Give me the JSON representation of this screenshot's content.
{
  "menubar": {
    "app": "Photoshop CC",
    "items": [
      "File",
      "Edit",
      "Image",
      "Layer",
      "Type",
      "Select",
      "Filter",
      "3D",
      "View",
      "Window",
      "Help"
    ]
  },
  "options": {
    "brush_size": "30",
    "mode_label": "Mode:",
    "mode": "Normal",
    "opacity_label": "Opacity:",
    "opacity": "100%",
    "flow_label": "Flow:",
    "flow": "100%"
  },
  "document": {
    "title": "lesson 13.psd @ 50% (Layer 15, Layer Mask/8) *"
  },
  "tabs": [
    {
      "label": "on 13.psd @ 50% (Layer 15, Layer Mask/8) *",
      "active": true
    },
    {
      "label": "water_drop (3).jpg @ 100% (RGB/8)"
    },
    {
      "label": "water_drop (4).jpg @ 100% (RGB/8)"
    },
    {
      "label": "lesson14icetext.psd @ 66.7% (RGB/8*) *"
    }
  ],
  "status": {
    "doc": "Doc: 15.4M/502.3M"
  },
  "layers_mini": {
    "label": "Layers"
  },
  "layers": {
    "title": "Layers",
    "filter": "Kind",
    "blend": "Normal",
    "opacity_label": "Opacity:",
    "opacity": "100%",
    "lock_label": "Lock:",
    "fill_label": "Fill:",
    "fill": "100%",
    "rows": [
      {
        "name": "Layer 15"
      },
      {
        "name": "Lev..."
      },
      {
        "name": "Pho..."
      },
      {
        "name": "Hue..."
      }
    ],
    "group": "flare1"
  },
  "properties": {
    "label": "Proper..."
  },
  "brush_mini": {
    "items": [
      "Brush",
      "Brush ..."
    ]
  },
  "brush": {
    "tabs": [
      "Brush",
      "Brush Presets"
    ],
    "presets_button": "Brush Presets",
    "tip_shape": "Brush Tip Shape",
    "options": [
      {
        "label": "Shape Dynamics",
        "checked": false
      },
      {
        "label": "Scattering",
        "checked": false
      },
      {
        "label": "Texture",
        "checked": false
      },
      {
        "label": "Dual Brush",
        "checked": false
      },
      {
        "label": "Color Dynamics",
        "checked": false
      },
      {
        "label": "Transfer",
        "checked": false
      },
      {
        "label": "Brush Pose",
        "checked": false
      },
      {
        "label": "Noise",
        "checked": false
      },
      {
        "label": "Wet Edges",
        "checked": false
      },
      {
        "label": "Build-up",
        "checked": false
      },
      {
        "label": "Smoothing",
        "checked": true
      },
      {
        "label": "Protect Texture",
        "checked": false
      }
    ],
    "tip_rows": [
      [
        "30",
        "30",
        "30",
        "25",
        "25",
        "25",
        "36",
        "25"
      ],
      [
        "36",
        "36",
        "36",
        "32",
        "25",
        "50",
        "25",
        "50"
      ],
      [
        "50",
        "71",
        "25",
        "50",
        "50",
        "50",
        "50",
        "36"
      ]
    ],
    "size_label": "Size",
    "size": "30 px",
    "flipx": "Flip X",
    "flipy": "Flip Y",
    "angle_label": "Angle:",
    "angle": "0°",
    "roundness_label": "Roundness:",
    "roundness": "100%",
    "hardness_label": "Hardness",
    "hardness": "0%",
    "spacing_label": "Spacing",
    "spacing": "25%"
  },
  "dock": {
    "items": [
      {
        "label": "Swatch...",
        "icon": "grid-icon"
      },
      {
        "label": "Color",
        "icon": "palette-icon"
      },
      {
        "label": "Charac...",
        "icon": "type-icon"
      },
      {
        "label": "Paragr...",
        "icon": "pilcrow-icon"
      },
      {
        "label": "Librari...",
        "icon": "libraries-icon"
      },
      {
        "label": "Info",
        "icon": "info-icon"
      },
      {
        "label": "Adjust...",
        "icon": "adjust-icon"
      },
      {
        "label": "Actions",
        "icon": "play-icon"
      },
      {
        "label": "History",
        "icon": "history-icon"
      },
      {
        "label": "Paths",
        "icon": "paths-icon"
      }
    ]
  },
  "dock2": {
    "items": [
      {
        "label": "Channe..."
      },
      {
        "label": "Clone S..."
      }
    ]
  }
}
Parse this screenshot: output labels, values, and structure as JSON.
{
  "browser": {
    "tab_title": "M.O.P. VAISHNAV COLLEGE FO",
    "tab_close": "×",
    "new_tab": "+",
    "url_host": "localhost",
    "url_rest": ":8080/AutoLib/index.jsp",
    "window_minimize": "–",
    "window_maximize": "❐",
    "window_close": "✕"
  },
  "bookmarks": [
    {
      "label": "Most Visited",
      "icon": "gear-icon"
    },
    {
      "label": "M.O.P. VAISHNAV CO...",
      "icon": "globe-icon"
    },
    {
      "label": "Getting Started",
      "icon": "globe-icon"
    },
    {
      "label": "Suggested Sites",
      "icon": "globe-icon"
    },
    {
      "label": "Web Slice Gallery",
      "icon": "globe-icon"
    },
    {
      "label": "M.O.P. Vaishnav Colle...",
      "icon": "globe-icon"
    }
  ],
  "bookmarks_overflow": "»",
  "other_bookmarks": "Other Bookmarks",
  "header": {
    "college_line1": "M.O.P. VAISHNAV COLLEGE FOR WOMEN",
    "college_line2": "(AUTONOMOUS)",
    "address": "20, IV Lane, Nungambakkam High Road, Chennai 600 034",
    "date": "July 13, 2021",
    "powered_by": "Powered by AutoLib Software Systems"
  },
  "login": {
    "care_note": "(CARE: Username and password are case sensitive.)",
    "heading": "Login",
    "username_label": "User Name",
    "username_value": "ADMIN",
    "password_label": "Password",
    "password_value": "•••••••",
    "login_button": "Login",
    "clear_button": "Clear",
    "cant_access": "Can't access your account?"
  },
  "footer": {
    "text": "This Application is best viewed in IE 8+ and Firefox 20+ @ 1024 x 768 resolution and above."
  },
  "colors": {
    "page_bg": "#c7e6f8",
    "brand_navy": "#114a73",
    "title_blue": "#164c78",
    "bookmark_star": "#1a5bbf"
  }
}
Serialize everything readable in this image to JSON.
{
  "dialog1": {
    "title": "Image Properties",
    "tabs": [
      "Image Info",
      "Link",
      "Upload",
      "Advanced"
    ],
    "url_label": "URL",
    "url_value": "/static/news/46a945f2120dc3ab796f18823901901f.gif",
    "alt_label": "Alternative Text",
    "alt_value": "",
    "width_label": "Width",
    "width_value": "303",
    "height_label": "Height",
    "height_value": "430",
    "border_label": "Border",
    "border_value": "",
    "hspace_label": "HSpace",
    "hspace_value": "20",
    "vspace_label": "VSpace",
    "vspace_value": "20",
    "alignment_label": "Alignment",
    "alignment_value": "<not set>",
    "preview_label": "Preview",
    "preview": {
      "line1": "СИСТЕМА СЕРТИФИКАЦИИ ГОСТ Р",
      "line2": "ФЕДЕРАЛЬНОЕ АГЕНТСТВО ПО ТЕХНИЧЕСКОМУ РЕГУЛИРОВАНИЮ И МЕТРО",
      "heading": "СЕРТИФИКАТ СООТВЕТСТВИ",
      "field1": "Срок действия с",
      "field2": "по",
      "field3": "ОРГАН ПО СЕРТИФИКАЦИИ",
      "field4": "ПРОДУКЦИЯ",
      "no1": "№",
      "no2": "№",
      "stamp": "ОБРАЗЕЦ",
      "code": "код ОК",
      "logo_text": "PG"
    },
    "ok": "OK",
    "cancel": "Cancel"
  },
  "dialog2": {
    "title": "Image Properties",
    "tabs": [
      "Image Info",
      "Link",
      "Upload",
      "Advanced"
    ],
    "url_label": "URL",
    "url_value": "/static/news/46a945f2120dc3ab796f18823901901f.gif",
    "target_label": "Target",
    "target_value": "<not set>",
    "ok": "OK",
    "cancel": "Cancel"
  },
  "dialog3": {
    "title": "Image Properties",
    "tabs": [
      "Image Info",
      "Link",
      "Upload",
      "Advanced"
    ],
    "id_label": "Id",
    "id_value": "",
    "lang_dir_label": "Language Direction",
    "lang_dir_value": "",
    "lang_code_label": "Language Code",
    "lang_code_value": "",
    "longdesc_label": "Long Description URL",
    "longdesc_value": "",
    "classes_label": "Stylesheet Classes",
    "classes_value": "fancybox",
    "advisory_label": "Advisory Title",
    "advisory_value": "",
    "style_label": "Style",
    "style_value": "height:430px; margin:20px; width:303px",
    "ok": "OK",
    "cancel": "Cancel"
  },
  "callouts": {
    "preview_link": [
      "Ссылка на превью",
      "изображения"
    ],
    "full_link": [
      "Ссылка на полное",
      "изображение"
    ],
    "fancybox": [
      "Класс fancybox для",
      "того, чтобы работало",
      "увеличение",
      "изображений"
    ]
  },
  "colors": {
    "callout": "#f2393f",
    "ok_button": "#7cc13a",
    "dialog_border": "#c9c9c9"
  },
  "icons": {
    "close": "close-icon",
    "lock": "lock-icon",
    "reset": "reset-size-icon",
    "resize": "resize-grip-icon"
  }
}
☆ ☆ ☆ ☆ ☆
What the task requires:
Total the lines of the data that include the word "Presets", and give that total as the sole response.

Solution for this problem:
2